| What you should do |
For every entry below, give an exact repeat and leave out the pictures.

| Dataset extract |
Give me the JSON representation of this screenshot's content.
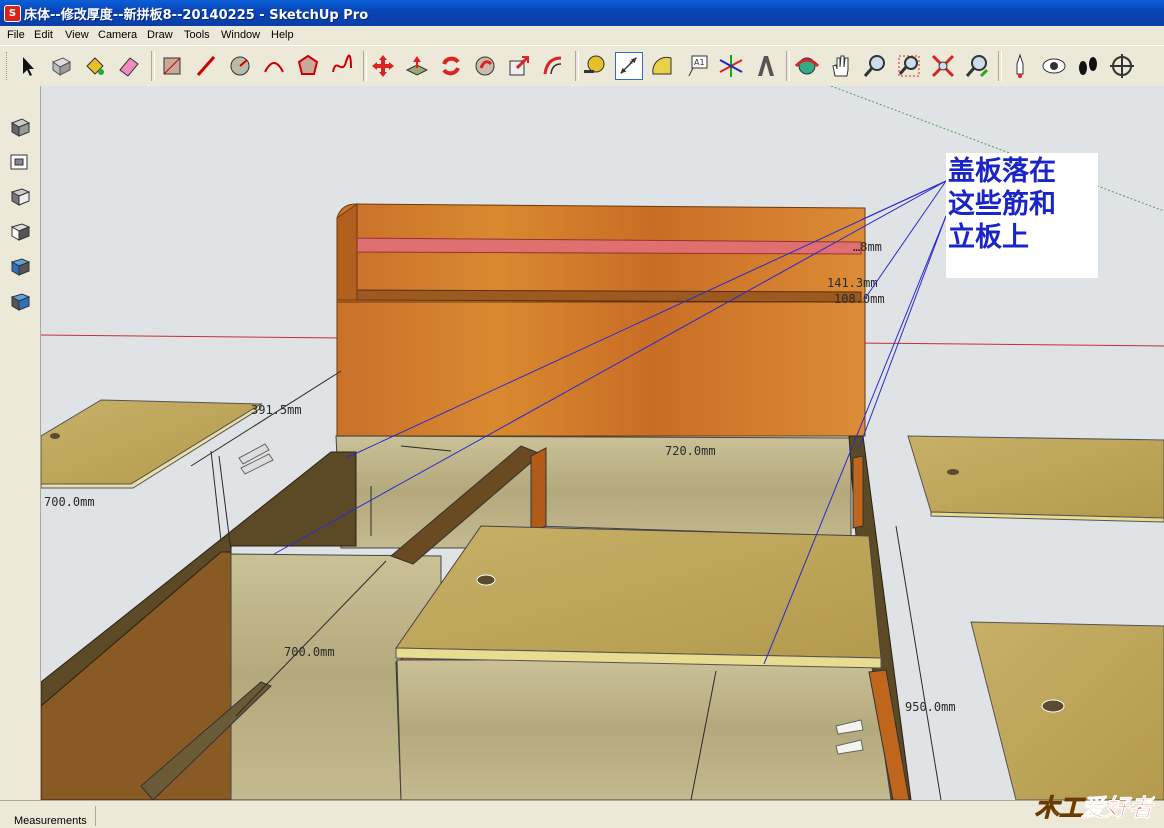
{
  "window": {
    "title": "床体--修改厚度--新拼板8--20140225 - SketchUp Pro",
    "app_icon": "sketchup-icon"
  },
  "menu": [
    "File",
    "Edit",
    "View",
    "Camera",
    "Draw",
    "Tools",
    "Window",
    "Help"
  ],
  "toolbar": {
    "tools": [
      "select",
      "make-component",
      "paint-bucket",
      "eraser",
      "rectangle",
      "line",
      "circle",
      "arc",
      "polygon",
      "freehand",
      "move",
      "push-pull",
      "rotate",
      "follow-me",
      "scale",
      "offset",
      "tape-measure",
      "dimension",
      "protractor",
      "text",
      "axes",
      "3d-text",
      "orbit",
      "pan",
      "zoom",
      "zoom-window",
      "zoom-extents",
      "previous",
      "position-camera",
      "look-around",
      "walk",
      "section-plane"
    ],
    "active_tool": "dimension"
  },
  "left_toolbar": [
    "iso-view",
    "top-view",
    "front-view",
    "right-view",
    "back-view",
    "left-view"
  ],
  "viewport": {
    "dimensions": [
      "391.5mm",
      "700.0mm",
      "720.0mm",
      "700.0mm",
      "950.0mm",
      "141.3mm",
      "108.0mm",
      "…8mm"
    ],
    "note": [
      "盖板落在",
      "这些筋和",
      "立板上"
    ]
  },
  "statusbar": {
    "measurements_label": "Measurements",
    "measurements_value": ""
  },
  "watermark": {
    "text": "爱好者",
    "mark": "木工"
  }
}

| Exercise solution |
Give me the JSON representation of this screenshot's content.
{
  "window": {
    "title": "床体--修改厚度--新拼板8--20140225 - SketchUp Pro",
    "app_icon": "sketchup-icon"
  },
  "menu": [
    "File",
    "Edit",
    "View",
    "Camera",
    "Draw",
    "Tools",
    "Window",
    "Help"
  ],
  "toolbar": {
    "tools": [
      "select",
      "make-component",
      "paint-bucket",
      "eraser",
      "rectangle",
      "line",
      "circle",
      "arc",
      "polygon",
      "freehand",
      "move",
      "push-pull",
      "rotate",
      "follow-me",
      "scale",
      "offset",
      "tape-measure",
      "dimension",
      "protractor",
      "text",
      "axes",
      "3d-text",
      "orbit",
      "pan",
      "zoom",
      "zoom-window",
      "zoom-extents",
      "previous",
      "position-camera",
      "look-around",
      "walk",
      "section-plane"
    ],
    "active_tool": "dimension"
  },
  "left_toolbar": [
    "iso-view",
    "top-view",
    "front-view",
    "right-view",
    "back-view",
    "left-view"
  ],
  "viewport": {
    "dimensions": [
      "391.5mm",
      "700.0mm",
      "720.0mm",
      "700.0mm",
      "950.0mm",
      "141.3mm",
      "108.0mm",
      "…8mm"
    ],
    "note": [
      "盖板落在",
      "这些筋和",
      "立板上"
    ]
  },
  "statusbar": {
    "measurements_label": "Measurements",
    "measurements_value": ""
  },
  "watermark": {
    "text": "爱好者",
    "mark": "木工"
  }
}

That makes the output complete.